azureResourceManagerTools.checkForMatchingParameterFiles Check if an opened template file has a matching parameter file and prompt to create an association.
azureResourceManagerTools.codelens.enable Set to false to disable all code lens functionality.
azureResourceManagerTools.codelens.parameters Set to false to disable code lens for parameters.

Automatic Detection of deployment template files

By default, the extension recognizes a .json or .jsonc file as a deployment template file based on the $schema specified in the file (for instance, and will switch the editor language to "Azure Resource Manager Template" automatically. If you do not want that behavior, you can set the azureResourceManagerTools.autoDetectJsonTemplates setting to false and use the below methods to determine which files to treat as deployment templates.

Besides automatic detection, you can also use the files.associations setting to set up your own specific associations based on specific files paths or patterns to mark them as deployment templates, e.g.

"files.associations": {
    "*.azrm.json": "arm-template" // Treat these files as deployment templates


Use the following wiki article to help troubleshoot these known issues.

Related Links

Visualizing ARM Templates

Another helpful extension for authoring ARM templates is the ARM Viewer for VS Code extension. This extension displays a graphical preview of ARM templates. The view will show all resources with the official Azure icons and also linkage between the resources.

You can find details on its features and usage by visiting the GitHub repo here:


There are several ways you can contribute to our repo:

  • Ideas, feature requests, and bugs: We are open to all ideas and we want to get rid of bugs! Use the Issues section to report a new issue, provide your ideas or contribute to existing threads.
  • Documentation: Found a typo or strangely worded sentences? Submit a PR!
  • Snippets: Have a fix for a snippet or a new snippet idea? File an Issue or submit a PR!
  • Code: Contribute bug fixes, features or design changes:
    • Clone the repository locally and open in VS Code.
    • Install TSLint for Visual Studio Code.
    • Open the terminal (press CTRL+`) and run npm install.
    • To build, press F1 and type in Tasks: Run Build Task.
    • Debug: press F5 to start debugging the extension.


Before we can accept your pull request you will need to sign a Contribution License Agreement. All you need to do is to submit a pull request, then the PR will get appropriately labeled (e.g. cla-required, cla-norequired, cla-signed, cla-already-signed). If you already signed the agreement we will continue with reviewing the PR, otherwise, the system will tell you how you can sign the CLA. Once you sign the CLA all future PR's will be labeled as cla-signed.

Code of Conduct

This project has adopted the Microsoft Open Source Code of Conduct. For more information see the Code of Conduct FAQ or contact with any additional questions or comments.

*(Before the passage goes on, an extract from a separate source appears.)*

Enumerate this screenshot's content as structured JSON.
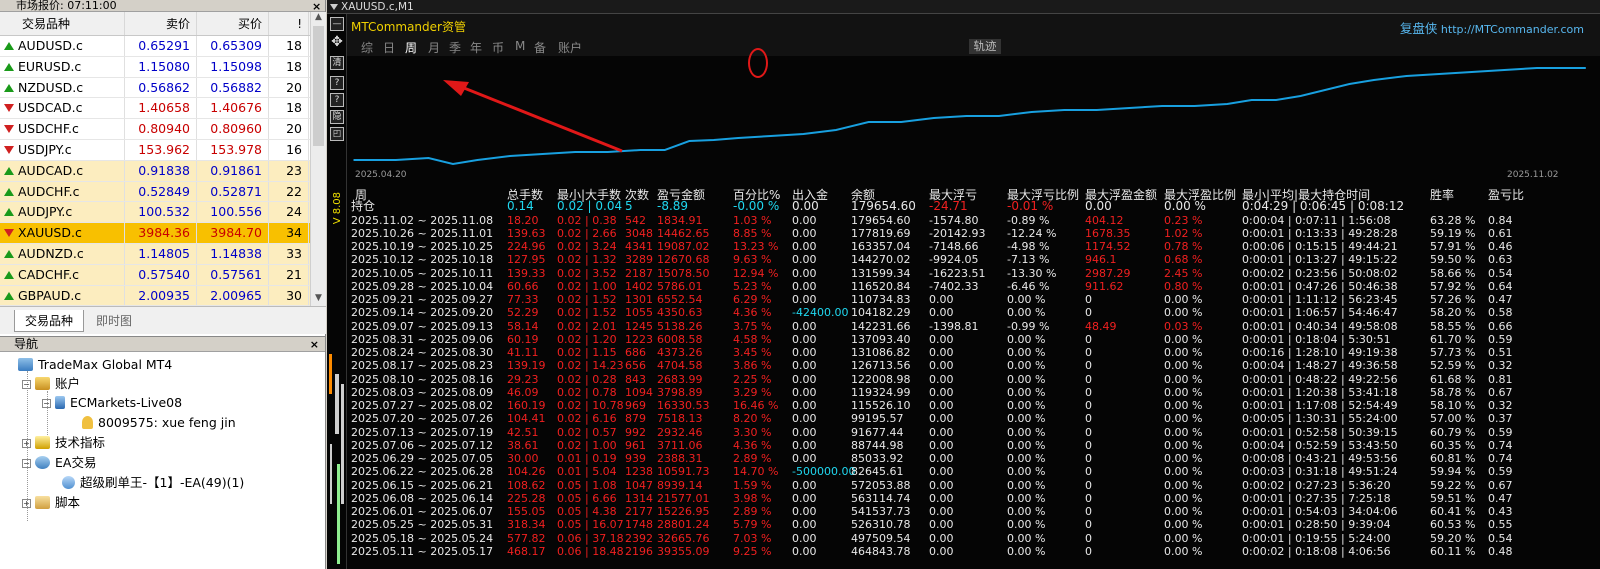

VS Code collects usage data and sends it to Microsoft to help improve our products and services. Read our privacy statement to learn more. If you don’t wish to send usage data to Microsoft, you can set the telemetry.enableTelemetry setting to false. Learn more in our FAQ.


The source code in our public repository is licensed under the MIT license and may be locally built and used in accordance with this license.

When the extension is published to the VS Code Marketplace, it is bundled with the Azure Resource Manager language service binaries. The extension as bundled and published this way is licensed under a traditional Microsoft product license.